SOURCE DATA:
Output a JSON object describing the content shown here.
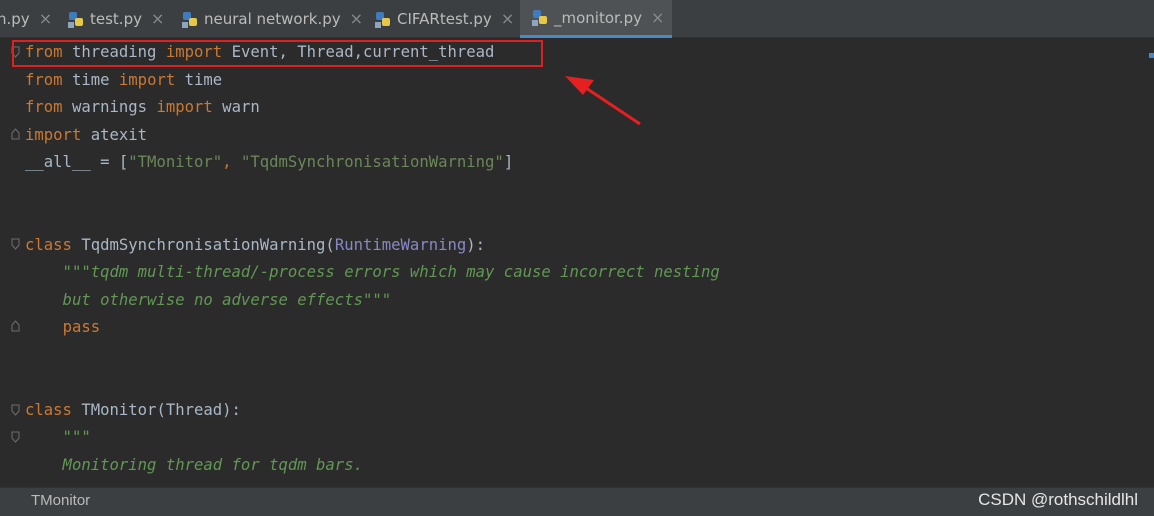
{
  "tabs": [
    {
      "label": "n.py",
      "icon": "python-file-icon",
      "active": false
    },
    {
      "label": "test.py",
      "icon": "python-file-icon",
      "active": false
    },
    {
      "label": "neural network.py",
      "icon": "python-file-icon",
      "active": false
    },
    {
      "label": "CIFARtest.py",
      "icon": "python-file-icon",
      "active": false
    },
    {
      "label": "_monitor.py",
      "icon": "python-file-icon",
      "active": true
    }
  ],
  "tab_close_glyph": "×",
  "code": {
    "l1": {
      "from": "from",
      "mod": " threading ",
      "imp": "import",
      "rest": " Event, Thread,current_thread"
    },
    "l2": {
      "from": "from",
      "mod": " time ",
      "imp": "import",
      "rest": " time"
    },
    "l3": {
      "from": "from",
      "mod": " warnings ",
      "imp": "import",
      "rest": " warn"
    },
    "l4": {
      "imp": "import",
      "rest": " atexit"
    },
    "l5": {
      "pre": "__all__ = [",
      "s1": "\"TMonitor\"",
      "comma": ", ",
      "s2": "\"TqdmSynchronisationWarning\"",
      "post": "]"
    },
    "l6": {
      "kw": "class",
      "name": " TqdmSynchronisationWarning(",
      "base": "RuntimeWarning",
      "post": "):"
    },
    "l7": {
      "doc": "    \"\"\"tqdm multi-thread/-process errors which may cause incorrect nesting"
    },
    "l8": {
      "doc": "    but otherwise no adverse effects\"\"\""
    },
    "l9": {
      "indent": "    ",
      "kw": "pass"
    },
    "l10": {
      "kw": "class",
      "name": " TMonitor(Thread):"
    },
    "l11": {
      "doc": "    \"\"\""
    },
    "l12": {
      "doc": "    Monitoring thread for tqdm bars."
    }
  },
  "status": {
    "breadcrumb": "TMonitor"
  },
  "watermark": "CSDN @rothschildlhl",
  "colors": {
    "keyword": "#cc7832",
    "string": "#6a8759",
    "docstring": "#629755",
    "builtin": "#8888c6",
    "default": "#a9b7c6",
    "highlight": "#e02020",
    "accent": "#4a88c7"
  }
}
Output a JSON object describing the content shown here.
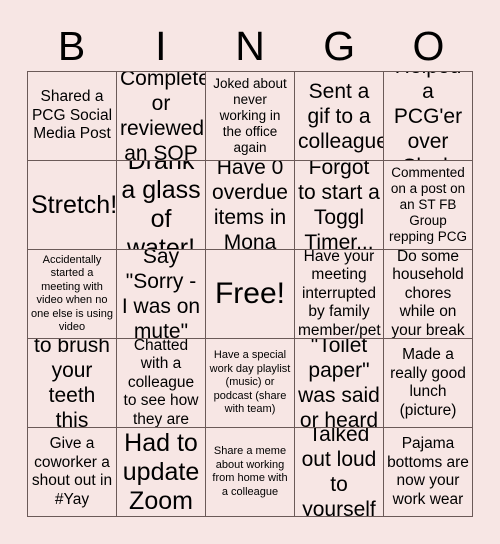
{
  "card": {
    "title": "BINGO",
    "background_color": "#f7e6e4",
    "border_color": "#6b5a58",
    "text_color": "#000000",
    "header_letters": [
      "B",
      "I",
      "N",
      "G",
      "O"
    ],
    "columns": 5,
    "rows": 5,
    "cells": [
      {
        "text": "Shared a PCG Social Media Post",
        "size": "s-md"
      },
      {
        "text": "Completed or reviewed an SOP",
        "size": "s-lg"
      },
      {
        "text": "Joked about never working in the office again",
        "size": "s-sm"
      },
      {
        "text": "Sent a gif to a colleague",
        "size": "s-lg"
      },
      {
        "text": "Helped a PCG'er over Slack",
        "size": "s-lg"
      },
      {
        "text": "Stretch!",
        "size": "s-xl"
      },
      {
        "text": "Drank a glass of water!",
        "size": "s-xl"
      },
      {
        "text": "Have 0 overdue items in Mona",
        "size": "s-lg"
      },
      {
        "text": "Forgot to start a Toggl Timer...",
        "size": "s-lg"
      },
      {
        "text": "Commented on a post on an ST FB Group repping PCG",
        "size": "s-sm"
      },
      {
        "text": "Accidentally started a meeting with video when no one else is using video",
        "size": "s-xs"
      },
      {
        "text": "Say \"Sorry - I was on mute\"",
        "size": "s-lg"
      },
      {
        "text": "Free!",
        "size": "s-free"
      },
      {
        "text": "Have your meeting interrupted by family member/pet",
        "size": "s-md"
      },
      {
        "text": "Do some household chores while on your break",
        "size": "s-md"
      },
      {
        "text": "Forgot to brush your teeth this morning",
        "size": "s-lg"
      },
      {
        "text": "Chatted with a colleague to see how they are",
        "size": "s-md"
      },
      {
        "text": "Have a special work day playlist (music) or podcast (share with team)",
        "size": "s-xs"
      },
      {
        "text": "\"Toilet paper\" was said or heard",
        "size": "s-lg"
      },
      {
        "text": "Made a really good lunch (picture)",
        "size": "s-md"
      },
      {
        "text": "Give a coworker a shout out in #Yay",
        "size": "s-md"
      },
      {
        "text": "Had to update Zoom",
        "size": "s-xl"
      },
      {
        "text": "Share a meme about working from home with a colleague",
        "size": "s-xs"
      },
      {
        "text": "Talked out loud to yourself",
        "size": "s-lg"
      },
      {
        "text": "Pajama bottoms are now your work wear",
        "size": "s-md"
      }
    ]
  }
}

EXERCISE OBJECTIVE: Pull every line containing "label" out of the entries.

RESPONSE TO THE TASK:
      "label": "n.py",
      "label": "test.py",
      "label": "neural network.py",
      "label": "CIFARtest.py",
      "label": "_monitor.py",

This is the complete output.